#### Assignment:
Scan the records that follow, and whenever a line has the word "thất", copy it.

#### Provided records:
<<<<

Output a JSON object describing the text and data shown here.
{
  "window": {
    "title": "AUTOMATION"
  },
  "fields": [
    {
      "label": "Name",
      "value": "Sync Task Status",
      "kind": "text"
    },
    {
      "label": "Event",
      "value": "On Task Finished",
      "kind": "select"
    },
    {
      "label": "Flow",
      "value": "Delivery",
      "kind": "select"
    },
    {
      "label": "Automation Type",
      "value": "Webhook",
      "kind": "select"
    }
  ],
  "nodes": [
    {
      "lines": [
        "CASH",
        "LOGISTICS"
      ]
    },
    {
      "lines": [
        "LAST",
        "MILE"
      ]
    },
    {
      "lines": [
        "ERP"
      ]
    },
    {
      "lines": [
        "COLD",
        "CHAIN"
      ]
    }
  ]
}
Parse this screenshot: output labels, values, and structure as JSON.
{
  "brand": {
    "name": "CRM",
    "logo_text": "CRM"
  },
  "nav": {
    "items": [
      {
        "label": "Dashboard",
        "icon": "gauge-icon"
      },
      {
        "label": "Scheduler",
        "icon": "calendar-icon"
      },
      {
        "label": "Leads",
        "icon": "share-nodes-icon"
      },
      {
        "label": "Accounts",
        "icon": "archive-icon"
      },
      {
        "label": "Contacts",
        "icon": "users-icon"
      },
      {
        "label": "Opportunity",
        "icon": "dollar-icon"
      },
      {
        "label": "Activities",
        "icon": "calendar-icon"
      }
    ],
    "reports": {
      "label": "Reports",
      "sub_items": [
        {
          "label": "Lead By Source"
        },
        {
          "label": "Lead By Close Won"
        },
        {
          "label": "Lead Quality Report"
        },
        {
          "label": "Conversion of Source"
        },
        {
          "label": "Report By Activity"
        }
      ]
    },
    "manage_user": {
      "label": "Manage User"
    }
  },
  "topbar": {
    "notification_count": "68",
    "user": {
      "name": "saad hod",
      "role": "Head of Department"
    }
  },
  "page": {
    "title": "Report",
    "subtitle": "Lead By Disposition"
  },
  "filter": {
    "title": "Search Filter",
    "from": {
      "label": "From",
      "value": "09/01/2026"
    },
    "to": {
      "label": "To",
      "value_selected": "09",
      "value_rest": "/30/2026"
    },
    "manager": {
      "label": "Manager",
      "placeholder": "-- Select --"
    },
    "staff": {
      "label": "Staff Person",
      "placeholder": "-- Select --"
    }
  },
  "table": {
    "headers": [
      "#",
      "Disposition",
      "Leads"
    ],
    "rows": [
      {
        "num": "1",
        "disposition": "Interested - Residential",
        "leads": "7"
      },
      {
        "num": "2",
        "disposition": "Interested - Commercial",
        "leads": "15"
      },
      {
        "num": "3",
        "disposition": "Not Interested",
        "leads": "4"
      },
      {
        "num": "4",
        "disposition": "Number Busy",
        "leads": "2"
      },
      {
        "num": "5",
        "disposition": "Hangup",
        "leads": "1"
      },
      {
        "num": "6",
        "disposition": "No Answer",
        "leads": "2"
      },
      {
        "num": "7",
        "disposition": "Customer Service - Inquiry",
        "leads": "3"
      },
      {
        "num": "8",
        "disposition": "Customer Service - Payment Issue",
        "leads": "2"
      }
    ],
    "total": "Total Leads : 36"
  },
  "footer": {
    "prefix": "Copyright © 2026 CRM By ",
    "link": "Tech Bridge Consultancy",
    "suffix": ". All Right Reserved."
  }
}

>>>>
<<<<

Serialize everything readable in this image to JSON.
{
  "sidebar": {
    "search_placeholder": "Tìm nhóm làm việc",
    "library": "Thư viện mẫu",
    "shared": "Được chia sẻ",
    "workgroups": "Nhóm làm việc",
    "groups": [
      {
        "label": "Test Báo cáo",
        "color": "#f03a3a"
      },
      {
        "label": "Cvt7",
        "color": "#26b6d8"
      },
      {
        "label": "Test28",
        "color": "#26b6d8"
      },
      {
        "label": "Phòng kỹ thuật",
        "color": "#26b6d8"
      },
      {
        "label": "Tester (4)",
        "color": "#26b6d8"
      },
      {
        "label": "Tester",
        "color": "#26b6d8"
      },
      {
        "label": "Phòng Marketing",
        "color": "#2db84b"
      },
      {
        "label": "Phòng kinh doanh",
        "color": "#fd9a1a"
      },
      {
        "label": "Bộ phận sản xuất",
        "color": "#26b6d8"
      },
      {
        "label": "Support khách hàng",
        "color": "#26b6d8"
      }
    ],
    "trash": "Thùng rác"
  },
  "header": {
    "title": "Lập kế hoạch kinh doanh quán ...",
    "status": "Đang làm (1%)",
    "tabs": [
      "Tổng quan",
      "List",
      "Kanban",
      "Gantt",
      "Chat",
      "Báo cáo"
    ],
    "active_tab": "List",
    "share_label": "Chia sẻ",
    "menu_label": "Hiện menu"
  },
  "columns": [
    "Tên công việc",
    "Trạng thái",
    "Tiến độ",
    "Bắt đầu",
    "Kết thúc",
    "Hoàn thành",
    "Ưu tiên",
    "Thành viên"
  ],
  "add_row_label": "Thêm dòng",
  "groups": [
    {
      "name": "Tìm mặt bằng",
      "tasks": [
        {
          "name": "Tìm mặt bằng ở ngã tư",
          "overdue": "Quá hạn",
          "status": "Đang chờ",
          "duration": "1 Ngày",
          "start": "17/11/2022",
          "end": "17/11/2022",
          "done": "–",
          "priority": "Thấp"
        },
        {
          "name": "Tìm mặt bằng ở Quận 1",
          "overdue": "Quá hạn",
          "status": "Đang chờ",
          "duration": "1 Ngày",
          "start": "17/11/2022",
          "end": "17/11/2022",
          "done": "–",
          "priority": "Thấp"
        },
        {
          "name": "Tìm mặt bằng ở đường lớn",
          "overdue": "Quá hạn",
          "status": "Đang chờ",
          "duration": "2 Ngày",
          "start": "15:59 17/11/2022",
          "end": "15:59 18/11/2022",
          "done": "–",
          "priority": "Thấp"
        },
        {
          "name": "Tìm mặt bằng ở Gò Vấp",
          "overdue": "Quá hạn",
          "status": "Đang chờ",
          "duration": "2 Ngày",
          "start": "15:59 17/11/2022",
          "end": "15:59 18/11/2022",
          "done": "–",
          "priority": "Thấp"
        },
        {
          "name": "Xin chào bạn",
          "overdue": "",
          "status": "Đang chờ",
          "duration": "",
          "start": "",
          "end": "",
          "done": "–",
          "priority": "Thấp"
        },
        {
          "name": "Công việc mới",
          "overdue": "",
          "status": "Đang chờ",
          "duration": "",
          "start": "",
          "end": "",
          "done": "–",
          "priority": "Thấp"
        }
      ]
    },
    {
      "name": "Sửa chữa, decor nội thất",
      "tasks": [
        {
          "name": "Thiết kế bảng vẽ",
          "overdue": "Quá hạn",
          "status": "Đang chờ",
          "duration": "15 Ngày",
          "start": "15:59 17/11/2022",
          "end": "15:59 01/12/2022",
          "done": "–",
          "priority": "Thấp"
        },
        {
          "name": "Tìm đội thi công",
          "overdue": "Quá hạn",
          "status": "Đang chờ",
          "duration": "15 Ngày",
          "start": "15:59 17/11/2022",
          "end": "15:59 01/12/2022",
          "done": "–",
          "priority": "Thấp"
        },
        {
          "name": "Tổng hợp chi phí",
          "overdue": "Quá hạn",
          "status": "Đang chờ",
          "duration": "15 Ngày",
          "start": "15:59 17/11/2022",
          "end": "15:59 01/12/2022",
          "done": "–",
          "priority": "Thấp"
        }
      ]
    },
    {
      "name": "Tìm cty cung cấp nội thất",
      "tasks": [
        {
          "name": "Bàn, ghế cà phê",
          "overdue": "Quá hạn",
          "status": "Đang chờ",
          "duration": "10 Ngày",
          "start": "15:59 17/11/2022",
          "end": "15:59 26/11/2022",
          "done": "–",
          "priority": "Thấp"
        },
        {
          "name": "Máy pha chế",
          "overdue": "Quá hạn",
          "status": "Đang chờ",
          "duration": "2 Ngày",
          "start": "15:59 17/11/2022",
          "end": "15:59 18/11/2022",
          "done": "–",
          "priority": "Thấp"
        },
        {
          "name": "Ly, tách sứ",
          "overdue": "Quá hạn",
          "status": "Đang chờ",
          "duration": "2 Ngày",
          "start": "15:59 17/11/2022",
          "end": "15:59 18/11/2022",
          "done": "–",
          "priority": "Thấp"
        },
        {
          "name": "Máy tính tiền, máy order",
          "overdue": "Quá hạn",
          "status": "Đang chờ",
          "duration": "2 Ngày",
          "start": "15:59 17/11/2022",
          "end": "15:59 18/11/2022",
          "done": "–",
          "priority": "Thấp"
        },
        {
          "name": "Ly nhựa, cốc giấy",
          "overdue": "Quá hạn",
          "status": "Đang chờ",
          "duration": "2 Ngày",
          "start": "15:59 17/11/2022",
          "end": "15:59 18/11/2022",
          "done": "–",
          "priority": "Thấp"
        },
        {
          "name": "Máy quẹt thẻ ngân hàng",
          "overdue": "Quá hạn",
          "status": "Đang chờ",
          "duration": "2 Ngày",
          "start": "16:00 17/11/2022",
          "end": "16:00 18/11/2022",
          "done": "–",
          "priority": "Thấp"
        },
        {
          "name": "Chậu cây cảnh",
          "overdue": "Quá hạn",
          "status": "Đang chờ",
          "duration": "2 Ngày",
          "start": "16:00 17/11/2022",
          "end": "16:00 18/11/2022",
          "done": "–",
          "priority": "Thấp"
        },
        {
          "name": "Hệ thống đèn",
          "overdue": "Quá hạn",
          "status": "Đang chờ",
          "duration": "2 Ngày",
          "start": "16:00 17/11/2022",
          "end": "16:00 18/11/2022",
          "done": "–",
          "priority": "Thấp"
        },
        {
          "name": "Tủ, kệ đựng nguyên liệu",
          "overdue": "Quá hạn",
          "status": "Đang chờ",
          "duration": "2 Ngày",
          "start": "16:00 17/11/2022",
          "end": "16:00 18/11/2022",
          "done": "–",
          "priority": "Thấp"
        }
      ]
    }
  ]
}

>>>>

#### Result:
      "name": "Sửa chữa, decor nội thất",
      "name": "Tìm cty cung cấp nội thất",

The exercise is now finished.